● AIM OF THE EXERCISE: Using the entries below, show all lines with the string "MotoSimEG".

● MATERIAL FOR THIS EXERCISE:
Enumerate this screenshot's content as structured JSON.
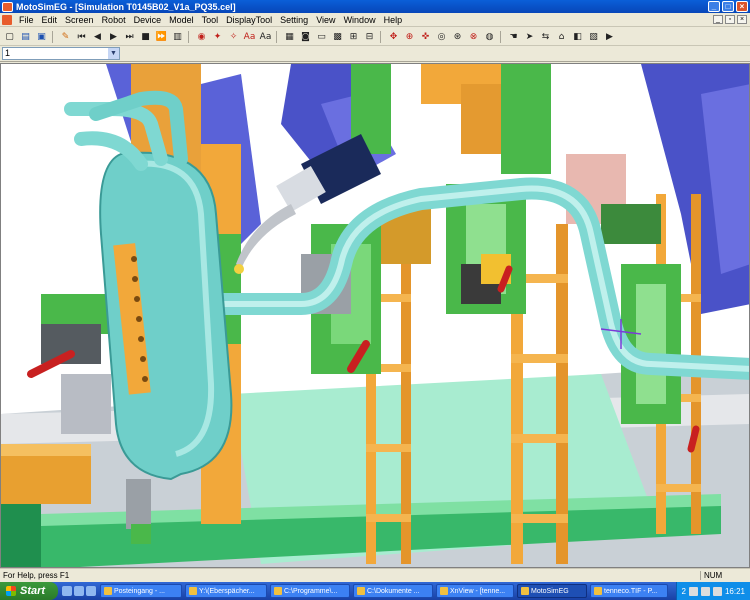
{
  "window": {
    "title": "MotoSimEG - [Simulation T0145B02_V1a_PQ35.cel]",
    "controls": [
      "_",
      "□",
      "×"
    ]
  },
  "menu": {
    "items": [
      "File",
      "Edit",
      "Screen",
      "Robot",
      "Device",
      "Model",
      "Tool",
      "DisplayTool",
      "Setting",
      "View",
      "Window",
      "Help"
    ],
    "mdi_controls": [
      "_",
      "▫",
      "×"
    ]
  },
  "toolbar": {
    "icons": [
      "new-icon",
      "open-icon",
      "save-icon",
      "pin-icon",
      "rewind-icon",
      "play-icon",
      "step-icon",
      "stop-icon",
      "goto-end-icon",
      "frame-icon",
      "record-icon",
      "robot-icon",
      "tool-icon",
      "camera-icon",
      "text-icon",
      "font-icon",
      "ruler-icon",
      "view-icon",
      "axis-icon",
      "rotate-icon",
      "zoom-icon",
      "pan-icon",
      "fit-icon",
      "layout-icon"
    ],
    "text_labels": {
      "aa1": "Aa",
      "aa2": "Aa"
    }
  },
  "selector": {
    "value": "1",
    "arrow": "▼"
  },
  "status": {
    "help": "For Help, press F1",
    "mode": "NUM"
  },
  "taskbar": {
    "start": "Start",
    "tasks": [
      {
        "label": "Posteingang - ...",
        "active": false
      },
      {
        "label": "Y:\\(Eberspächer...",
        "active": false
      },
      {
        "label": "C:\\Programme\\...",
        "active": false
      },
      {
        "label": "C:\\Dokumente ...",
        "active": false
      },
      {
        "label": "XnView - [tenne...",
        "active": false
      },
      {
        "label": "MotoSimEG",
        "active": true
      },
      {
        "label": "tenneco.TIF - P...",
        "active": false
      }
    ],
    "tray_num": "2",
    "clock": "16:21"
  },
  "colors": {
    "titlebar": "#0746b8",
    "pipe": "#7fd8d2",
    "fixture_orange": "#f2a83a",
    "fixture_green": "#4ab84a",
    "robot_blue": "#4a52c8",
    "floor_green": "#3fbf7a"
  }
}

● WRITTEN REPLY:
    "title": "MotoSimEG - [Simulation T0145B02_V1a_PQ35.cel]",
        "label": "MotoSimEG",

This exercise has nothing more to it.